** How to complete this task **
Gather all lines in the entries below that include the word "icon".

Website and app data records:
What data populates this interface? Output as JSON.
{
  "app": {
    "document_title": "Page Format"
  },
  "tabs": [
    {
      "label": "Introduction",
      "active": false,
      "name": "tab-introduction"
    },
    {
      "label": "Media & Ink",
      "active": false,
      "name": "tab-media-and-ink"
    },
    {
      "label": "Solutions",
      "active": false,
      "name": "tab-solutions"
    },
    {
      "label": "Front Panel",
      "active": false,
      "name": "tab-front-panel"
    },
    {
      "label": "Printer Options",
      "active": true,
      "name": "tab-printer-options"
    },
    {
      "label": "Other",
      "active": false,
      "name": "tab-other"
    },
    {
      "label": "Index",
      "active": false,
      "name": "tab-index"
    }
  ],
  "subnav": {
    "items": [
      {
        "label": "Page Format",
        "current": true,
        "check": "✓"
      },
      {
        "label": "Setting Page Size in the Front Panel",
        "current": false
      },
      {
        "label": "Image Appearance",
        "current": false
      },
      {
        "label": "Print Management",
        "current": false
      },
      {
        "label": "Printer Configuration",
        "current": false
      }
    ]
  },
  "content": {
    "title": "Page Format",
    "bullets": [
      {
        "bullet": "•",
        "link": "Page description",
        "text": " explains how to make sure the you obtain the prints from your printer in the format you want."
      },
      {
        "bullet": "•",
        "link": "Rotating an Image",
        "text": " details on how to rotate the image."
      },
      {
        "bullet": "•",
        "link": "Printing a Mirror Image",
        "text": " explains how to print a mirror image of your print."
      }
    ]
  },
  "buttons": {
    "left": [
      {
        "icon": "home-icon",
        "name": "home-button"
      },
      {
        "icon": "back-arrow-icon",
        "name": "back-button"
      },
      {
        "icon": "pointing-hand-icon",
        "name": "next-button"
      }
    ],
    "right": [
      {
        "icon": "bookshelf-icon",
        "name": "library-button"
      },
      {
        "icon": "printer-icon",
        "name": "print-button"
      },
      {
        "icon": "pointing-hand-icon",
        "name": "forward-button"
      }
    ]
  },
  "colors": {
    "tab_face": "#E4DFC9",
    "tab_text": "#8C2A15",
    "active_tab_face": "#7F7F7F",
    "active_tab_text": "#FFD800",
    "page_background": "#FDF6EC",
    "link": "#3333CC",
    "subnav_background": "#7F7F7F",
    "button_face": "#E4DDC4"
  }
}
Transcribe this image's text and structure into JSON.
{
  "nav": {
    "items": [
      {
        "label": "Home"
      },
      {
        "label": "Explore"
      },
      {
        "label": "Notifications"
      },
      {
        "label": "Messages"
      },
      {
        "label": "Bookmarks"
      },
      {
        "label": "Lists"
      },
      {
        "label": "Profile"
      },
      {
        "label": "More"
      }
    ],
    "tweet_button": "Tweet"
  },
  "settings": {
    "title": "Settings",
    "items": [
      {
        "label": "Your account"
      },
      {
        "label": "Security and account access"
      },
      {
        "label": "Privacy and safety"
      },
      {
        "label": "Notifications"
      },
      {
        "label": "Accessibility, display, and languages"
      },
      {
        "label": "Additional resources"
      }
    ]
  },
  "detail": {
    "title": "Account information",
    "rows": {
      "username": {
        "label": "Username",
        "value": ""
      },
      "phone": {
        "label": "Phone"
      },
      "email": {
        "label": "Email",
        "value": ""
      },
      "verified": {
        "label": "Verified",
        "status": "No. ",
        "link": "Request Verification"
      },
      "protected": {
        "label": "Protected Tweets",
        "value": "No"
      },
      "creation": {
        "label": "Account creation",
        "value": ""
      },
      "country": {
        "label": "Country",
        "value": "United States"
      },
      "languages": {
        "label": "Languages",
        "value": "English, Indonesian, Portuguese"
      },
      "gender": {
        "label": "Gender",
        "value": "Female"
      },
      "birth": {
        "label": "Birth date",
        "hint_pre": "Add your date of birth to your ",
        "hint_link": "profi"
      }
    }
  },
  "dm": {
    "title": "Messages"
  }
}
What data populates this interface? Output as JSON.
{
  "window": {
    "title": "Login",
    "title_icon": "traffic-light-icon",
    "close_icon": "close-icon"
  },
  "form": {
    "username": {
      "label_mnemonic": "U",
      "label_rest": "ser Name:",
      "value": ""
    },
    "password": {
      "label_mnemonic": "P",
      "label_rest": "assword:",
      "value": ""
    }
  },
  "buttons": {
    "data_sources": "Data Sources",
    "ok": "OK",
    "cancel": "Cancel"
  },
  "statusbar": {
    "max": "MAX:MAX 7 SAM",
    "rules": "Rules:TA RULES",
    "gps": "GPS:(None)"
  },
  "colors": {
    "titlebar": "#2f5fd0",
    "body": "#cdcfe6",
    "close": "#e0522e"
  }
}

** Reply to the exercise **
        "icon": "home-icon",
        "icon": "back-arrow-icon",
        "icon": "pointing-hand-icon",
        "icon": "bookshelf-icon",
        "icon": "printer-icon",
        "icon": "pointing-hand-icon",
    "title_icon": "traffic-light-icon",
    "close_icon": "close-icon"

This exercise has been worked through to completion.